Most Indians have always bought their fruits and vegetables at the stall at the corner of the road, or the nice store that would deliver even a bunch of cilantro or a bunch of carrots to your home if you were in a fix. The supply chain that brought this produce to the market was haphazard at best. Now, all that is set to change, with the Indian government deciding to allow foreign investment in the retail sector, upto 51% for multi-brand retailers like Walmart and Carrefour. There will be various conditions that they will have to satisfy, such as a minimum amount invested in 5 years, support for rural infrastructure and jobs etc. How all these plans work out remains to be seen but the retail scene for food will change drastically. The new policy is expected to dampen inflation, bring in more efficiency and productivity and reduce wastage. Matthew Yglesias pointed out that it will probably result in the top 1% getting extremely rich but so along as the families around the median and the extremely vulnerable are not squeezed, the policy should be a positive one. I am not so sure ,mostly for the food sector. All the people involved in growing, transporting and bringing this food to the family table ( and they number in the millions)will be affected as this policy is put in place. In time, they may benefit but the initial impact will be hard. At a time when there is mounting hunger , malnutrition and concerns about the impact of climate change on agricultural productivity ( specially in South Asia), this new policy will add another variable to an already volatile situation.
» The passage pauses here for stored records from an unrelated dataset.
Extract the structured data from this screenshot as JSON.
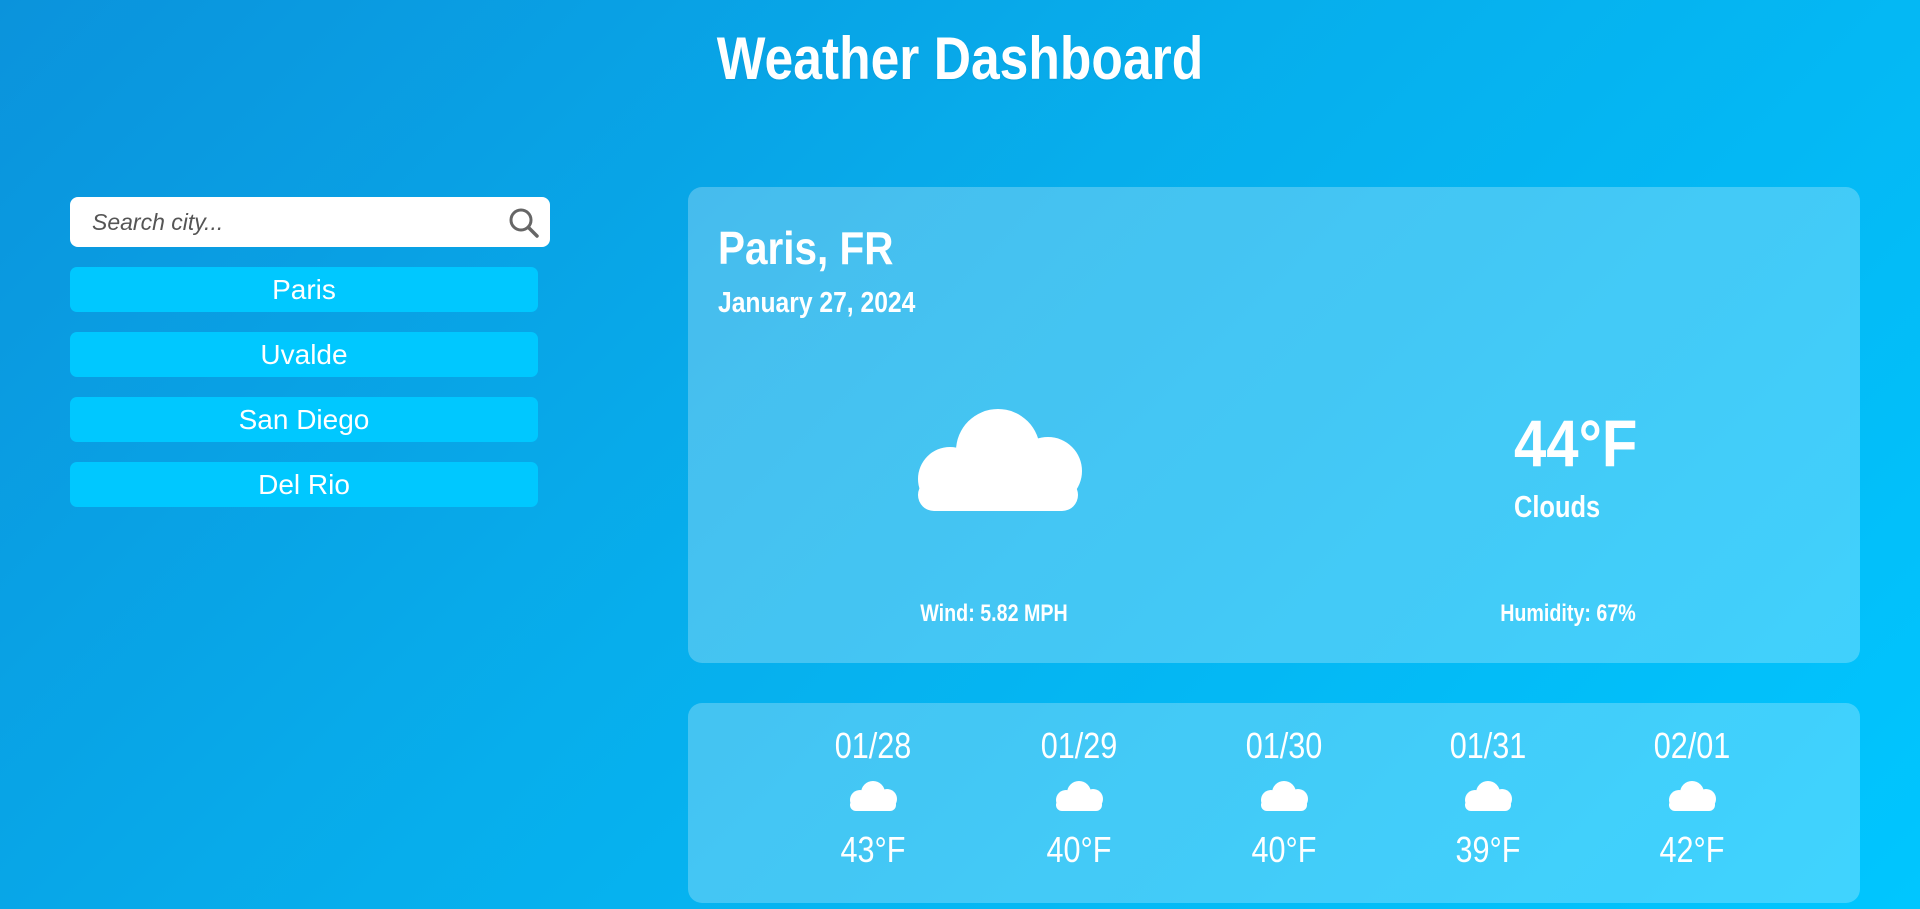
{
  "header": {
    "title": "Weather Dashboard"
  },
  "search": {
    "placeholder": "Search city...",
    "value": "",
    "icon": "search-icon"
  },
  "history": {
    "items": [
      {
        "label": "Paris"
      },
      {
        "label": "Uvalde"
      },
      {
        "label": "San Diego"
      },
      {
        "label": "Del Rio"
      }
    ]
  },
  "current": {
    "city": "Paris, FR",
    "date": "January 27, 2024",
    "icon": "cloud-icon",
    "temperature": "44°F",
    "description": "Clouds",
    "wind": "Wind: 5.82 MPH",
    "humidity": "Humidity: 67%"
  },
  "forecast": {
    "days": [
      {
        "date": "01/28",
        "icon": "cloud-icon",
        "temp": "43°F"
      },
      {
        "date": "01/29",
        "icon": "cloud-icon",
        "temp": "40°F"
      },
      {
        "date": "01/30",
        "icon": "cloud-icon",
        "temp": "40°F"
      },
      {
        "date": "01/31",
        "icon": "cloud-icon",
        "temp": "39°F"
      },
      {
        "date": "02/01",
        "icon": "cloud-icon",
        "temp": "42°F"
      }
    ]
  },
  "colors": {
    "background_start": "#0b93dc",
    "background_end": "#00c6ff",
    "city_button": "#00c8ff",
    "card": "rgba(255,255,255,0.25)",
    "text": "#ffffff"
  }
}
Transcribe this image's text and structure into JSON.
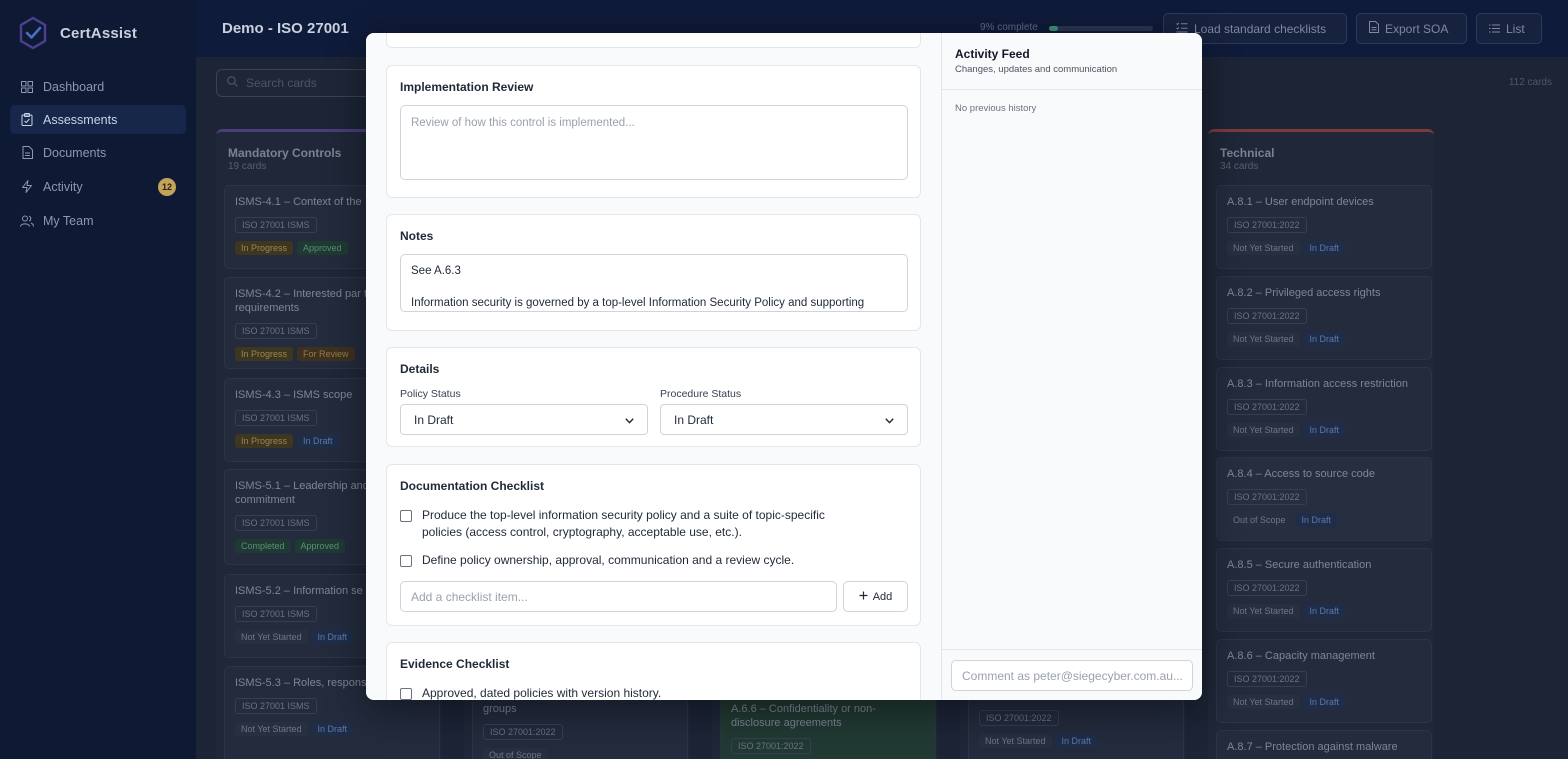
{
  "app": {
    "name": "CertAssist"
  },
  "sidebar": {
    "items": [
      {
        "label": "Dashboard",
        "icon": "dashboard-icon"
      },
      {
        "label": "Assessments",
        "icon": "clipboard-icon"
      },
      {
        "label": "Documents",
        "icon": "document-icon"
      },
      {
        "label": "Activity",
        "icon": "activity-icon",
        "badge": "12"
      },
      {
        "label": "My Team",
        "icon": "users-icon"
      }
    ]
  },
  "header": {
    "title": "Demo - ISO 27001",
    "progress_text": "9% complete",
    "progress_value": 0.09,
    "buttons": {
      "load": "Load standard checklists",
      "export": "Export SOA",
      "list": "List"
    }
  },
  "board": {
    "search_placeholder": "Search cards",
    "card_count": "112 cards",
    "columns": [
      {
        "title": "Mandatory Controls",
        "subtitle": "19 cards",
        "cards": [
          {
            "title": "ISMS-4.1 – Context of the",
            "std": "ISO 27001 ISMS",
            "status": "In Progress",
            "doc": "Approved"
          },
          {
            "title": "ISMS-4.2 – Interested par their requirements",
            "std": "ISO 27001 ISMS",
            "status": "In Progress",
            "doc": "For Review"
          },
          {
            "title": "ISMS-4.3 – ISMS scope",
            "std": "ISO 27001 ISMS",
            "status": "In Progress",
            "doc": "In Draft"
          },
          {
            "title": "ISMS-5.1 – Leadership and commitment",
            "std": "ISO 27001 ISMS",
            "status": "Completed",
            "doc": "Approved"
          },
          {
            "title": "ISMS-5.2 – Information se",
            "std": "ISO 27001 ISMS",
            "status": "Not Yet Started",
            "doc": "In Draft"
          },
          {
            "title": "ISMS-5.3 – Roles, respons authorities",
            "std": "ISO 27001 ISMS",
            "status": "Not Yet Started",
            "doc": "In Draft"
          }
        ]
      },
      {
        "title": "Technical",
        "subtitle": "34 cards",
        "cards": [
          {
            "title": "A.8.1 – User endpoint devices",
            "std": "ISO 27001:2022",
            "status": "Not Yet Started",
            "doc": "In Draft"
          },
          {
            "title": "A.8.2 – Privileged access rights",
            "std": "ISO 27001:2022",
            "status": "Not Yet Started",
            "doc": "In Draft"
          },
          {
            "title": "A.8.3 – Information access restriction",
            "std": "ISO 27001:2022",
            "status": "Not Yet Started",
            "doc": "In Draft"
          },
          {
            "title": "A.8.4 – Access to source code",
            "std": "ISO 27001:2022",
            "status": "Out of Scope",
            "doc": "In Draft"
          },
          {
            "title": "A.8.5 – Secure authentication",
            "std": "ISO 27001:2022",
            "status": "Not Yet Started",
            "doc": "In Draft"
          },
          {
            "title": "A.8.6 – Capacity management",
            "std": "ISO 27001:2022",
            "status": "Not Yet Started",
            "doc": "In Draft"
          },
          {
            "title": "A.8.7 – Protection against malware",
            "std": "",
            "status": "",
            "doc": ""
          }
        ]
      }
    ],
    "partial": {
      "col2_title": "groups",
      "col2_std": "ISO 27001:2022",
      "col2_status": "Out of Scope",
      "col3_title": "A.6.6 – Confidentiality or non-disclosure agreements",
      "col3_std": "ISO 27001:2022",
      "col4_std": "ISO 27001:2022",
      "col4_status": "Not Yet Started",
      "col4_doc": "In Draft"
    }
  },
  "modal": {
    "implementation_review": {
      "heading": "Implementation Review",
      "placeholder": "Review of how this control is implemented..."
    },
    "notes": {
      "heading": "Notes",
      "line1": "See A.6.3",
      "line2": "Information security is governed by a top-level Information Security Policy and supporting"
    },
    "details": {
      "heading": "Details",
      "policy_label": "Policy Status",
      "policy_value": "In Draft",
      "procedure_label": "Procedure Status",
      "procedure_value": "In Draft"
    },
    "documentation_checklist": {
      "heading": "Documentation Checklist",
      "items": [
        "Produce the top-level information security policy and a suite of topic-specific policies (access control, cryptography, acceptable use, etc.).",
        "Define policy ownership, approval, communication and a review cycle."
      ],
      "add_placeholder": "Add a checklist item...",
      "add_label": "Add"
    },
    "evidence_checklist": {
      "heading": "Evidence Checklist",
      "items": [
        "Approved, dated policies with version history."
      ]
    },
    "activity_feed": {
      "title": "Activity Feed",
      "subtitle": "Changes, updates and communication",
      "empty": "No previous history",
      "comment_placeholder": "Comment as peter@siegecyber.com.au..."
    }
  }
}
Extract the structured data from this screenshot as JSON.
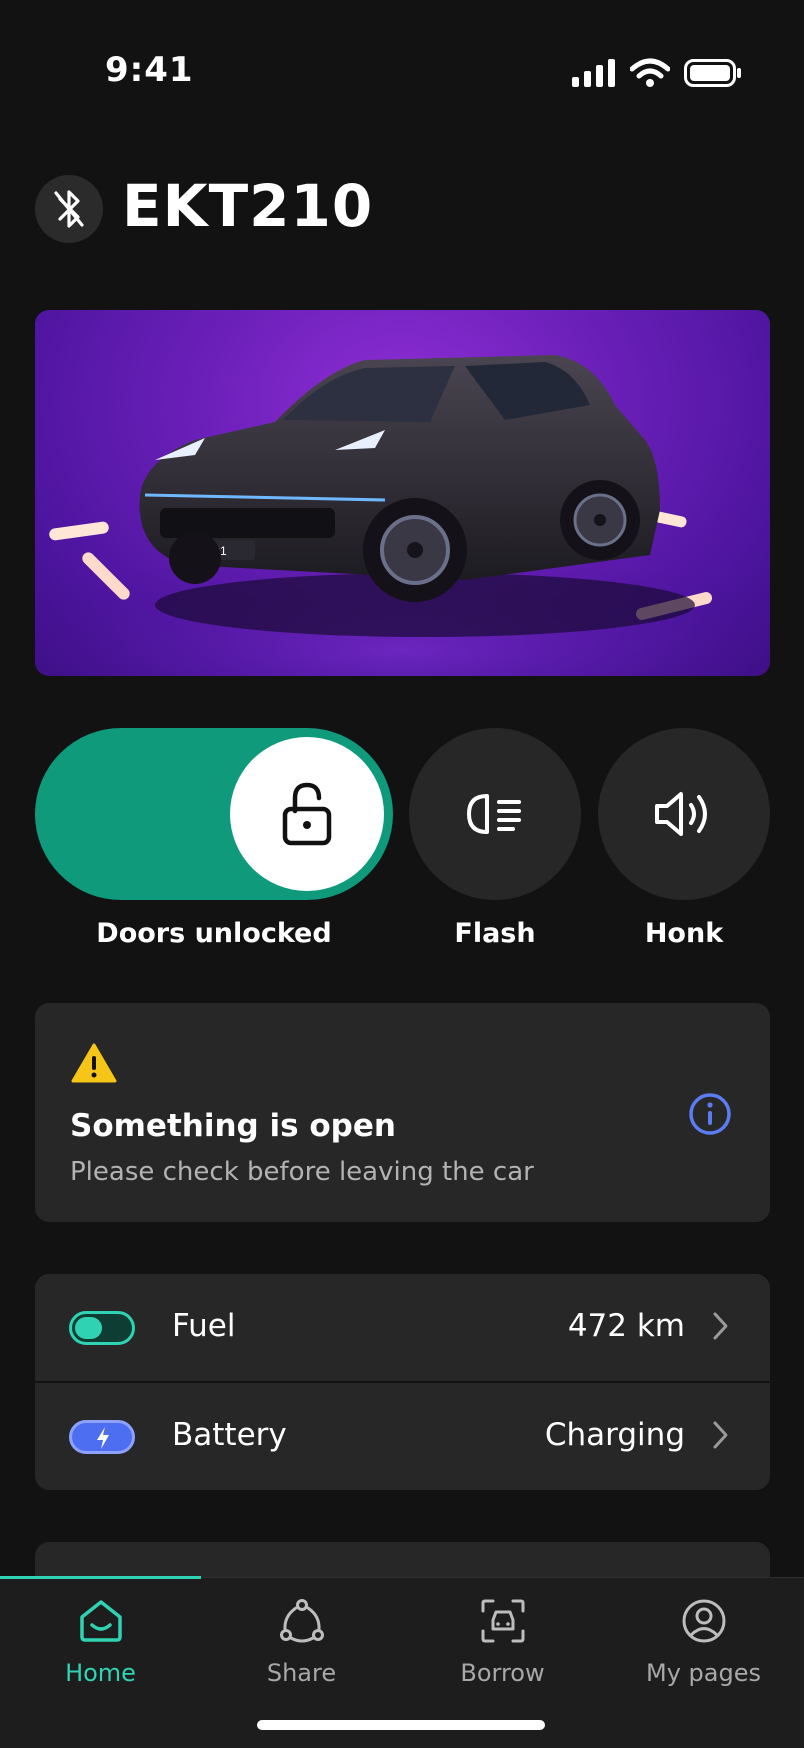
{
  "status_bar": {
    "time": "9:41"
  },
  "header": {
    "title": "EKT210",
    "bluetooth_icon": "bluetooth-off-icon"
  },
  "car_image": {
    "plate": "01"
  },
  "controls": {
    "lock": {
      "label": "Doors unlocked",
      "state": "unlocked",
      "icon": "unlocked-padlock-icon"
    },
    "flash": {
      "label": "Flash",
      "icon": "headlight-icon"
    },
    "honk": {
      "label": "Honk",
      "icon": "speaker-icon"
    }
  },
  "alert": {
    "title": "Something is open",
    "subtitle": "Please check before leaving the car",
    "warning_icon": "warning-triangle-icon",
    "info_icon": "info-icon"
  },
  "status_list": [
    {
      "label": "Fuel",
      "value": "472 km",
      "icon": "fuel-level-icon",
      "level": 0.45
    },
    {
      "label": "Battery",
      "value": "Charging",
      "icon": "battery-charging-icon"
    }
  ],
  "tabs": [
    {
      "label": "Home",
      "icon": "home-icon",
      "active": true
    },
    {
      "label": "Share",
      "icon": "share-icon",
      "active": false
    },
    {
      "label": "Borrow",
      "icon": "borrow-car-icon",
      "active": false
    },
    {
      "label": "My pages",
      "icon": "profile-icon",
      "active": false
    }
  ],
  "colors": {
    "background": "#121212",
    "card": "#272727",
    "accent_green": "#0f9a7c",
    "active_tab": "#2fd3b3",
    "warning": "#f5c518",
    "info_blue": "#5b7cf2",
    "battery_blue": "#4d6ef0"
  }
}
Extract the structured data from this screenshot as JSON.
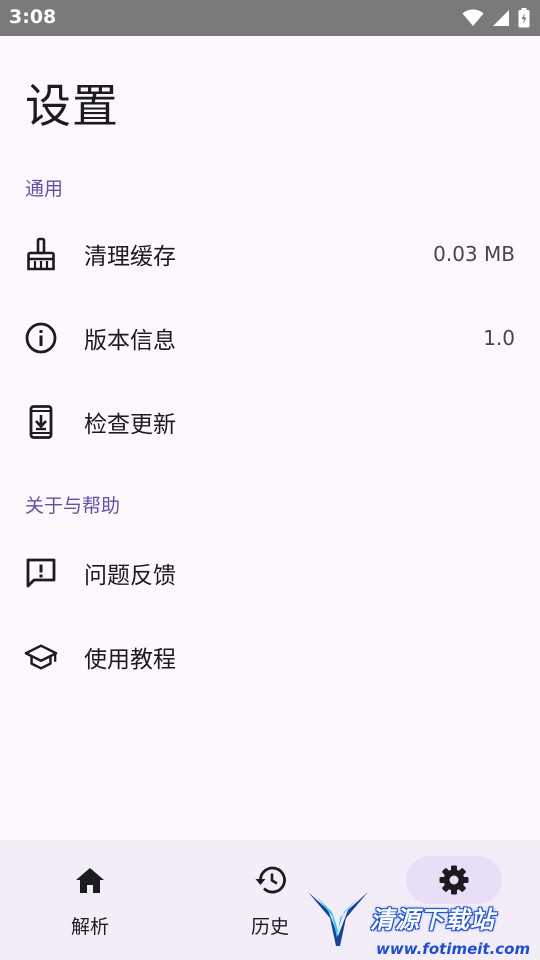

Caution and a long term perspective should be the way to go in this regard.
- RT @KarthikAghoram: Juxtapose this with celebrity chefs' comments that people must spend more on food. twitter.com/WFP/status/105… 5 days ago
- Excellent thread on the social motivation to buy organic : twitter.com/SarahTaber_bww… 1 week ago